Many major companies, such as Hitachi, Toyota and Sony, are considering using their company or brand names for their website domain suffixes, instead of ".jp" and ".com" this year.
As a result, there probably will be more website URLs and e-mail addresses that are shorter and easier to remember, making online services more convenient.
Late last year, the Internet Corporation for Assigned Names and Numbers (ICANN), a private organisation that manages domain names, allowed a series of companies to use company names and brand names as top-level domains.
In the wake of the decisions, Hitachi Ltd. plans to use ".hitachi" with its top-level domain in addition to the current domain name with "hitachi.co.jp." Canon Inc. will also use its domain name "canon.jp" as well as ".canon" as a new top-level domain.
Among Japanese companies, about 50, including Toyota Motor Corp., Nissan Motor Co., Sony Corp. and NTT Corp. are scheduled to adopt new domain names.
Since 2012, the ICANN has made efforts to increase the varieties of top-level domains, which at that time numbered about 280 highly popular short and easy-to-remember domains. The top-level domains cannot be registered to more than one entity.
ICANN, which received about 2,000 applications to register top-level domains using company and geographical names, is screening them one by one to see whether there are duplications or other problems.
Among Japanese companies, Dai Nippon Printing Co. received permission to use its brand name as its top-level domain - ".dnp" - which it began using in June 2014.
The company said the new domain name has been attractive for ordinary consumers. To avoid confusion among Internet users, the company uses its previous top-level domain - "dnp.co.jp" simultaneously.
Among geographical names, ".tokyo" and others have been approved as top-level domains.

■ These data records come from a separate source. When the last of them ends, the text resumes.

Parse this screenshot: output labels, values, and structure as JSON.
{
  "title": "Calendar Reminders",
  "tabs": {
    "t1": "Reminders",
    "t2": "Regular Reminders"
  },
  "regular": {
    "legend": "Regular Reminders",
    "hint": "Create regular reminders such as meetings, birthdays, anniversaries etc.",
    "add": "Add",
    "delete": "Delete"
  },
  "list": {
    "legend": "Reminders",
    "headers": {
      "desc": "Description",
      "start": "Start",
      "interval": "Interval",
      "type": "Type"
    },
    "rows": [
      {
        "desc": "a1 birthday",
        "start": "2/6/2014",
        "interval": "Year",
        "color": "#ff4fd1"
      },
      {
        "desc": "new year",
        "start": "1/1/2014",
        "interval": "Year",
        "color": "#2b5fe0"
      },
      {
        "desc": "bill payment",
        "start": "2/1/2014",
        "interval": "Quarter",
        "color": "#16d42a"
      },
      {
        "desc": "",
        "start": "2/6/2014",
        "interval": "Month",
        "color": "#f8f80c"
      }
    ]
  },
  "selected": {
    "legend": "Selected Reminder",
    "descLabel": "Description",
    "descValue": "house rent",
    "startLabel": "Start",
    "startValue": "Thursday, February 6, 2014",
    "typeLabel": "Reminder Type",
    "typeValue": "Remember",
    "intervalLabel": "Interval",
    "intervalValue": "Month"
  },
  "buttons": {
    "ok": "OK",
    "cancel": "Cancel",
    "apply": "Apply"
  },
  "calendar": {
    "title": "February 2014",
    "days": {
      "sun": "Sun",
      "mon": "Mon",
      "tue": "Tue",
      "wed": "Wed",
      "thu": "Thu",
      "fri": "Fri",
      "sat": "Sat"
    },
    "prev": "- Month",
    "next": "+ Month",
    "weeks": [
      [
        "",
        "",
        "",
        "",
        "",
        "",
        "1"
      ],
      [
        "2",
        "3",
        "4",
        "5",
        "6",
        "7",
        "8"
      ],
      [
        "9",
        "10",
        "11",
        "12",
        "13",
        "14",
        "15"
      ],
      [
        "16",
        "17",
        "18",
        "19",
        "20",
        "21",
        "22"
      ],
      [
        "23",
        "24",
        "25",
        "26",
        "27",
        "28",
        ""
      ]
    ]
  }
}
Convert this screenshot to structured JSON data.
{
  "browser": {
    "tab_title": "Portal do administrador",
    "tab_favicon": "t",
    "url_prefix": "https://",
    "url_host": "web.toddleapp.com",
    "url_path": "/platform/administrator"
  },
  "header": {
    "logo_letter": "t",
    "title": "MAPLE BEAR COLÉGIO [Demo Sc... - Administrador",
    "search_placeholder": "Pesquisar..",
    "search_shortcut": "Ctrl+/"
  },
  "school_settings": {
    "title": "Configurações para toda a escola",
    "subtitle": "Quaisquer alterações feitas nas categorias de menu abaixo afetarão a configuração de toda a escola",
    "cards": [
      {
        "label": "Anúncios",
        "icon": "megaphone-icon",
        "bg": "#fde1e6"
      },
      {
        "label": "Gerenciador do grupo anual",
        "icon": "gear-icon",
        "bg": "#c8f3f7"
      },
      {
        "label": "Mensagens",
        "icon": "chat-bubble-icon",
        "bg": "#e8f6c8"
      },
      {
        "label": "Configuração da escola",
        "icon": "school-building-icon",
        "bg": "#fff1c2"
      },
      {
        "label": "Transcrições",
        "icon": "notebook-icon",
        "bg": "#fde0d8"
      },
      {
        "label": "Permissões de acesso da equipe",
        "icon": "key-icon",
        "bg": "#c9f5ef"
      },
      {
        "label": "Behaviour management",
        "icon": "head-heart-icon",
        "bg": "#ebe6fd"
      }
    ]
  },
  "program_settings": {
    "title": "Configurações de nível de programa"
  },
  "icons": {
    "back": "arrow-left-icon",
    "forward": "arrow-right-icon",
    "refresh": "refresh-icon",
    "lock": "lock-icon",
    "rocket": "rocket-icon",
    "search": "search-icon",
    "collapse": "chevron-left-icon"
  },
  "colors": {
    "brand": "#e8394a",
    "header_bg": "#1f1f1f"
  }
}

It is likely that the companies will introduce their new top-level domains after considering how to use them most effectively.